US regulator warns truckers to act before ELD deadline

US regulator warns truckers to act before ELD deadline

As the final ELD deadline approaches, the FMCSA is preparing a final rule on truck driver hours of service, Administrator Ray Martinez told the SMC3 Connections 2019 conference. Photo credit: Shutterstock.com

COLORADO SPRINGS, Colorado — Truckers using automated onboard recording devices (AOBRDs) to track driver hours of service (HOS) should replace them with electronic logging devices (ELDs) now, not at the final deadline in December, Federal Motor Carrier Safety Adminstration (FMCSA) administrator Ray Martinez told the SMC3 Connections 2019 conference here Wednesday.

“It’s important to prepare for this transition now, and I mean now, not in October, November, or December,” Martinez said. 
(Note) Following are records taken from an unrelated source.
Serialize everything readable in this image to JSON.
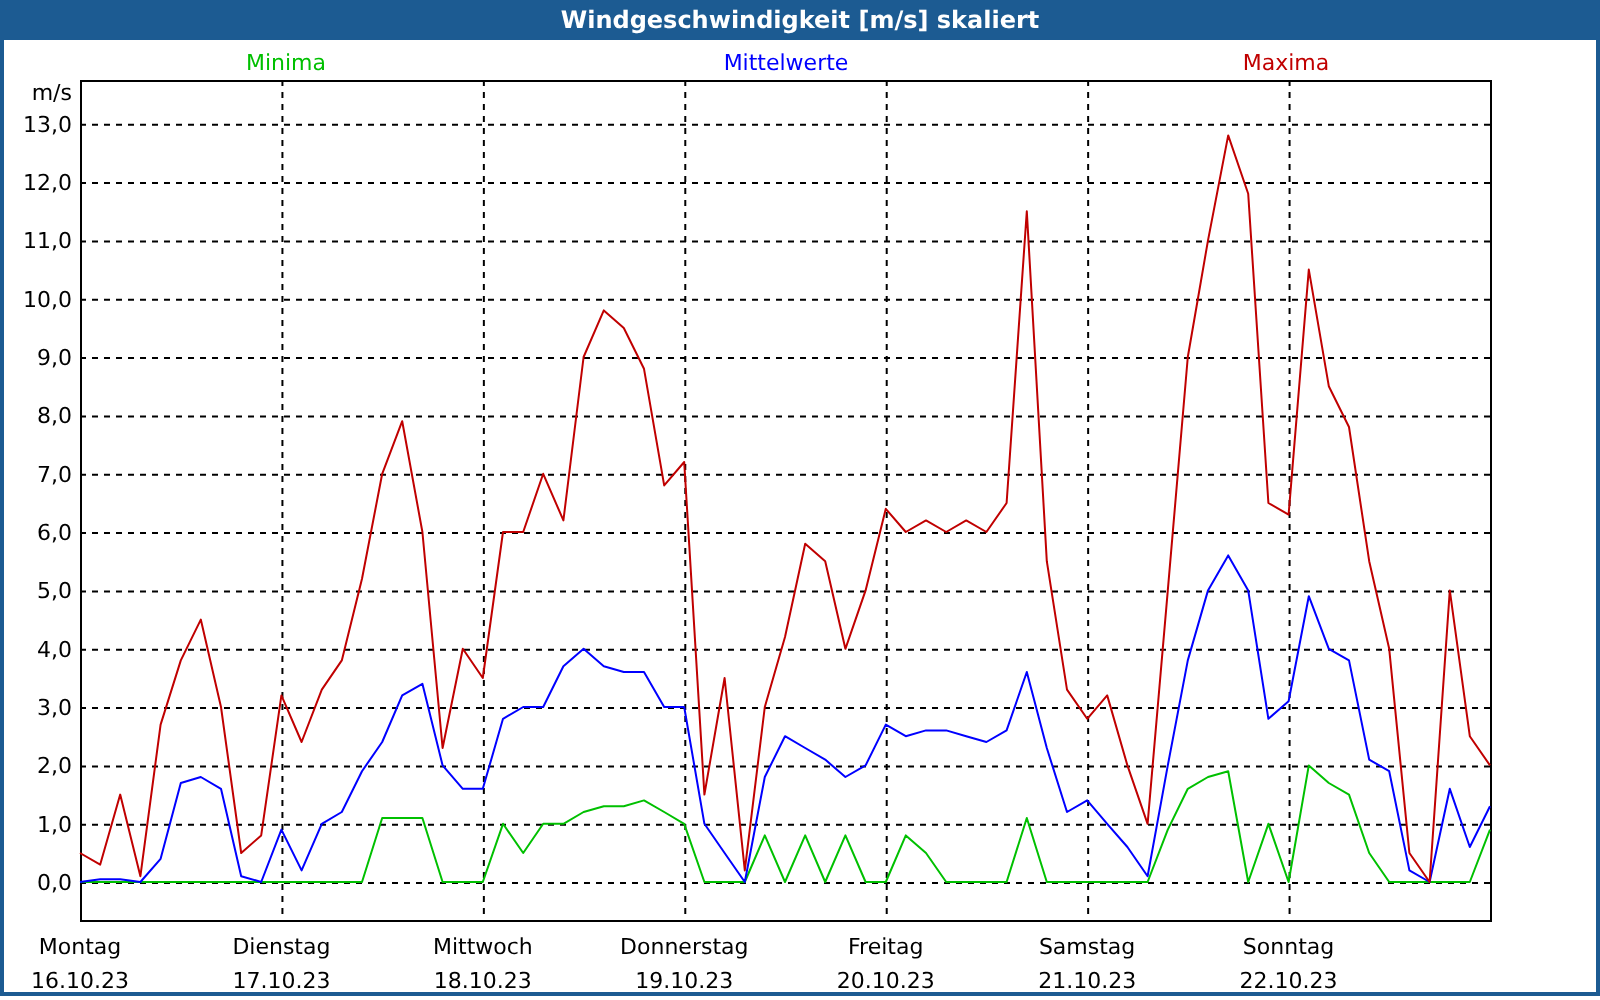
{
  "window": {
    "title": "Windgeschwindigkeit [m/s] skaliert"
  },
  "chart": {
    "chart_data": {
      "type": "line",
      "grid": true,
      "ylabel": "m/s",
      "categories": [
        "Montag",
        null,
        null,
        null,
        null,
        null,
        null,
        null,
        null,
        null,
        "Dienstag",
        null,
        null,
        null,
        null,
        null,
        null,
        null,
        null,
        null,
        "Mittwoch",
        null,
        null,
        null,
        null,
        null,
        null,
        null,
        null,
        null,
        "Donnerstag",
        null,
        null,
        null,
        null,
        null,
        null,
        null,
        null,
        null,
        "Freitag",
        null,
        null,
        null,
        null,
        null,
        null,
        null,
        null,
        null,
        "Samstag",
        null,
        null,
        null,
        null,
        null,
        null,
        null,
        null,
        null,
        "Sonntag",
        null,
        null,
        null,
        null,
        null,
        null,
        null,
        null,
        null,
        null
      ],
      "series": [
        {
          "name": "Minima",
          "color": "#00c000",
          "values": [
            0,
            0,
            0,
            0,
            0,
            0,
            0,
            0,
            0,
            0,
            0,
            0,
            0,
            0,
            0,
            1.1,
            1.1,
            1.1,
            0,
            0,
            0,
            1.0,
            0.5,
            1.0,
            1.0,
            1.2,
            1.3,
            1.3,
            1.4,
            1.2,
            1.0,
            0,
            0,
            0,
            0.8,
            0,
            0.8,
            0,
            0.8,
            0,
            0,
            0.8,
            0.5,
            0,
            0,
            0,
            0,
            1.1,
            0,
            0,
            0,
            0,
            0,
            0,
            0.9,
            1.6,
            1.8,
            1.9,
            0,
            1.0,
            0,
            2.0,
            1.7,
            1.5,
            0.5,
            0,
            0,
            0,
            0,
            0,
            0.9
          ]
        },
        {
          "name": "Mittelwerte",
          "color": "#0000ff",
          "values": [
            0,
            0.05,
            0.05,
            0,
            0.4,
            1.7,
            1.8,
            1.6,
            0.1,
            0,
            0.9,
            0.2,
            1.0,
            1.2,
            1.9,
            2.4,
            3.2,
            3.4,
            2.0,
            1.6,
            1.6,
            2.8,
            3.0,
            3.0,
            3.7,
            4.0,
            3.7,
            3.6,
            3.6,
            3.0,
            3.0,
            1.0,
            0.5,
            0,
            1.8,
            2.5,
            2.3,
            2.1,
            1.8,
            2.0,
            2.7,
            2.5,
            2.6,
            2.6,
            2.5,
            2.4,
            2.6,
            3.6,
            2.3,
            1.2,
            1.4,
            1.0,
            0.6,
            0.1,
            2.0,
            3.8,
            5.0,
            5.6,
            5.0,
            2.8,
            3.1,
            4.9,
            4.0,
            3.8,
            2.1,
            1.9,
            0.2,
            0,
            1.6,
            0.6,
            1.3
          ]
        },
        {
          "name": "Maxima",
          "color": "#c00000",
          "values": [
            0.5,
            0.3,
            1.5,
            0.1,
            2.7,
            3.8,
            4.5,
            3.0,
            0.5,
            0.8,
            3.2,
            2.4,
            3.3,
            3.8,
            5.2,
            7.0,
            7.9,
            6.0,
            2.3,
            4.0,
            3.5,
            6.0,
            6.0,
            7.0,
            6.2,
            9.0,
            9.8,
            9.5,
            8.8,
            6.8,
            7.2,
            1.5,
            3.5,
            0.2,
            3.0,
            4.2,
            5.8,
            5.5,
            4.0,
            5.0,
            6.4,
            6.0,
            6.2,
            6.0,
            6.2,
            6.0,
            6.5,
            11.5,
            5.5,
            3.3,
            2.8,
            3.2,
            2.0,
            1.0,
            5.0,
            9.0,
            11.0,
            12.8,
            11.8,
            6.5,
            6.3,
            10.5,
            8.5,
            7.8,
            5.5,
            4.0,
            0.5,
            0,
            5.0,
            2.5,
            2.0
          ]
        }
      ],
      "ylim": [
        -0.65,
        13.75
      ],
      "yticks": [
        {
          "value": 0,
          "label": "0,0"
        },
        {
          "value": 1,
          "label": "1,0"
        },
        {
          "value": 2,
          "label": "2,0"
        },
        {
          "value": 3,
          "label": "3,0"
        },
        {
          "value": 4,
          "label": "4,0"
        },
        {
          "value": 5,
          "label": "5,0"
        },
        {
          "value": 6,
          "label": "6,0"
        },
        {
          "value": 7,
          "label": "7,0"
        },
        {
          "value": 8,
          "label": "8,0"
        },
        {
          "value": 9,
          "label": "9,0"
        },
        {
          "value": 10,
          "label": "10,0"
        },
        {
          "value": 11,
          "label": "11,0"
        },
        {
          "value": 12,
          "label": "12,0"
        },
        {
          "value": 13,
          "label": "13,0"
        }
      ]
    },
    "dates": [
      "16.10.23",
      "17.10.23",
      "18.10.23",
      "19.10.23",
      "20.10.23",
      "21.10.23",
      "22.10.23"
    ]
  }
}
Older AOBRDs grandfathered under the ELD mandate introduced in December 2017 must be replaced by ELDs by Dec. 16, 2019. That likely means replacing tens of thousands of older recording devices still running in US truck cabs, as well as software.

For months, truck telematics and ELD vendors have been warning that a delay in replacing AOBRDs could lead to a truck capacity shortage this winter, much like how truck capacity contracted in the immediate aftermath of the ELD mandate in January 2018. That raises the pre-holiday stakes for retail and food shippers using trucking companies logging hours with AOBRDs.
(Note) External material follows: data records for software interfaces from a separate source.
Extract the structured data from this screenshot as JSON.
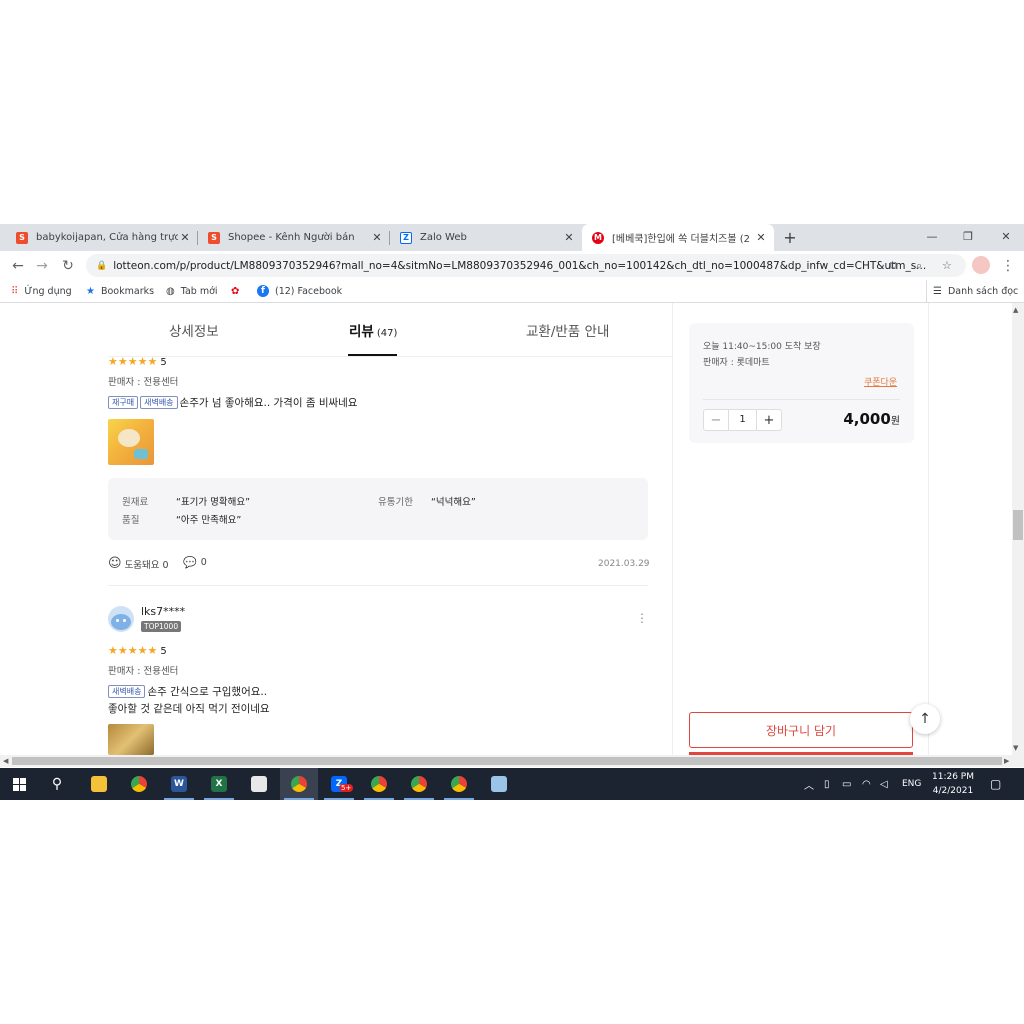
{
  "browser": {
    "tabs": [
      {
        "title": "babykoijapan, Cửa hàng trực tuyế",
        "favicon": "shopee-icon",
        "color": "#ee4d2d"
      },
      {
        "title": "Shopee - Kênh Người bán",
        "favicon": "shopee-icon",
        "color": "#ee4d2d"
      },
      {
        "title": "Zalo Web",
        "favicon": "zalo-icon",
        "color": "#0068ff"
      },
      {
        "title": "[베베쿡]한입에 쏙 더블치즈볼 (2",
        "favicon": "lotteon-icon",
        "color": "#e60012"
      }
    ],
    "close_glyph": "✕",
    "new_tab_glyph": "+",
    "url": "lotteon.com/p/product/LM8809370352946?mall_no=4&sitmNo=LM8809370352946_001&ch_no=100142&ch_dtl_no=1000487&dp_infw_cd=CHT&utm_s...",
    "bookmarks": [
      {
        "label": "Ứng dụng",
        "icon": "apps-grid-icon"
      },
      {
        "label": "Bookmarks",
        "icon": "star-icon"
      },
      {
        "label": "Tab mới",
        "icon": "globe-icon"
      },
      {
        "label": "",
        "icon": "flower-icon"
      },
      {
        "label": "(12) Facebook",
        "icon": "facebook-icon"
      }
    ],
    "reading_list": "Danh sách đọc"
  },
  "product_tabs": {
    "detail": "상세정보",
    "review": "리뷰",
    "review_count": "(47)",
    "exchange": "교환/반품 안내"
  },
  "review1": {
    "rating": "5",
    "seller": "판매자 : 전용센터",
    "badges": [
      "재구매",
      "새벽배송"
    ],
    "text": "손주가 넘 좋아해요.. 가격이 좀 비싸네요",
    "attributes": {
      "label1": "원재료",
      "value1": "“표기가 명확해요”",
      "label2": "유통기한",
      "value2": "“넉넉해요”",
      "label3": "품질",
      "value3": "“아주 만족해요”"
    },
    "helpful": "도움돼요 0",
    "comments": "0",
    "date": "2021.03.29"
  },
  "review2": {
    "username": "lks7****",
    "rank_badge": "TOP1000",
    "rating": "5",
    "seller": "판매자 : 전용센터",
    "badges": [
      "새벽배송"
    ],
    "text_line1": "손주 간식으로 구입했어요..",
    "text_line2": "좋아할 것 같은데 아직 먹기 전이네요"
  },
  "sidebar": {
    "delivery": "오늘 11:40~15:00 도착 보장",
    "seller": "판매자 : 롯데마트",
    "coupon": "쿠폰다운",
    "quantity": "1",
    "minus": "−",
    "plus": "+",
    "price": "4,000",
    "currency": "원",
    "cart_button": "장바구니 담기"
  },
  "taskbar": {
    "lang": "ENG",
    "time": "11:26 PM",
    "date": "4/2/2021",
    "zalo_badge": "5+"
  },
  "colors": {
    "accent_red": "#e0463d",
    "star": "#f5a623",
    "coupon": "#e27a3f",
    "taskbar": "#1c2331"
  }
}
“What I’m seeing is that carriers are still waiting to pull that switch between AOBRD and ELD, which is scary,” Andy Oleson, solutions engineer at telematics company Platform Science, said in an interview. “If they pull that switch and their supplier is not up to speed, they’re on the hook.” His concern is suppliers may not have enough ELDs available to meet demand.

“It works against the carrier if they wait until the 11th hour to make the switch,” Oleson said. “There’s such a benefit for those early adopters. They have time to build a training program, put in new policies, and give the driver access to the technology.” The switch, he said, will require changes not just to in-cab equipment, but also to the software used to manage truck driver hours.
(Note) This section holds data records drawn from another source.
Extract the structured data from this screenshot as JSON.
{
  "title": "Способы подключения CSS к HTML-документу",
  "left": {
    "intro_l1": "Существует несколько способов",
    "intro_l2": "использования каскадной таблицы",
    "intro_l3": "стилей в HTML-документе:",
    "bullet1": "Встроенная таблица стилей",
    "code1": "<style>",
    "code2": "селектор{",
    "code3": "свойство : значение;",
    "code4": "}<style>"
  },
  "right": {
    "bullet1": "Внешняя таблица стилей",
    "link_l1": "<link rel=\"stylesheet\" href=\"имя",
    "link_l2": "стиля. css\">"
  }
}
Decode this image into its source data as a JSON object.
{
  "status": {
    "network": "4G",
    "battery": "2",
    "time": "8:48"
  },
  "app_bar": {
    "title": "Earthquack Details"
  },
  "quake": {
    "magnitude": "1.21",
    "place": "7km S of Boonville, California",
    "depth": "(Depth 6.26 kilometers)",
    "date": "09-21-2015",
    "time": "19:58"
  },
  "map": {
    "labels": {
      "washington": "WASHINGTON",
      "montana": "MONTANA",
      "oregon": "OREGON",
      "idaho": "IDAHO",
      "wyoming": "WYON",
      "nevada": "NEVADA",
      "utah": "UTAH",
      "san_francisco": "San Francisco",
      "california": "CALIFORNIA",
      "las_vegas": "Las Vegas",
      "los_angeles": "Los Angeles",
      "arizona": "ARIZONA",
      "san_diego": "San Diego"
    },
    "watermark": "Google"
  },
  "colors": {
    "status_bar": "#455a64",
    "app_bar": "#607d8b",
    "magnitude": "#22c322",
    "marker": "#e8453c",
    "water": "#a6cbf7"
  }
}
One potential difference between the 2017 ELD and 2019 AOBRD deadline: many of the carriers using AOBRDs are larger companies that adopted the technology years before the ELD mandate was first promulgated in 2015. They’re already familiar with electronic logging, and any new trucks they’ve purchased since December 2017 have been equipped with ELDs.

That could make the AOBRD-ELD transition less disruptive. Some of the pain points were discovered early in 2018 by Old Dominion Freight Line (ODFL). The less-than-truckload carrier, which had used AOBRDs since 2010, had unexpected difficulty integrating new ELD software from its vendor, PeopleNet, into its existing fleet management and safety software.

ODFL asked for, and won, a 90-day waiver from the FMCSA that gave it time to solve its software problems. Systems that needed to be integrated with the new software included dispatch, fleet maintenance, payroll, and safety. Trucking operators still using AOBRDs need to keep that level of integration in mind.

HOS violations halved

Martinez said truck driver HOS violations have been cut in half by the ELD mandate, and fewer than 1 percent of driver inspections result in an out-of-service order for failure to have an ELD or AOBRD. Out of 1,904,367 truck drivers inspected in fiscal 2019 as of June, 16,086 were ordered out of service for failing to have an ELD or AOBRD, according to FMCSA data.

In fiscal 2018, which ended Sept. 30, 2018, 10,671 truck drivers were placed out of service for failure to have an electronic log, whether an AOBRD or ELD. Full enforcement of the ELD mandate, using Commercial Vehicle Safety Alliance out-of-service criteria, began April 1, 2018. The FMCSA and state officials conducted 3,035,132 truck driver inspections in 2018. 

By capturing more accurate and comprehensive data on driving hours, the mandate has helped the FMCSA “pivot” from enforcement toward reform of HOS rules, Martinez said. “It’s been 15 years since the last serious look at HOS,” he said. “It’s an appropriate time.” The HOS rules by the FMCSA in 2004 set the current 11-hour daily driving time standard.

Last year, the agency proposed several revisions to the rules aimed at increasing flexibility for truck drivers. “We received over 5,000 comments, and yes, a few of them told me exactly what I could do with my ELDs, but most were substantive comments,” Martinez said. “I am confident we are going to get this [final rule] out in short order. We are in the final stretch.”

Contact William B. Cassidy at bill.cassidy@ihsmarkit.com and follow him on Twitter: @willbcassidy.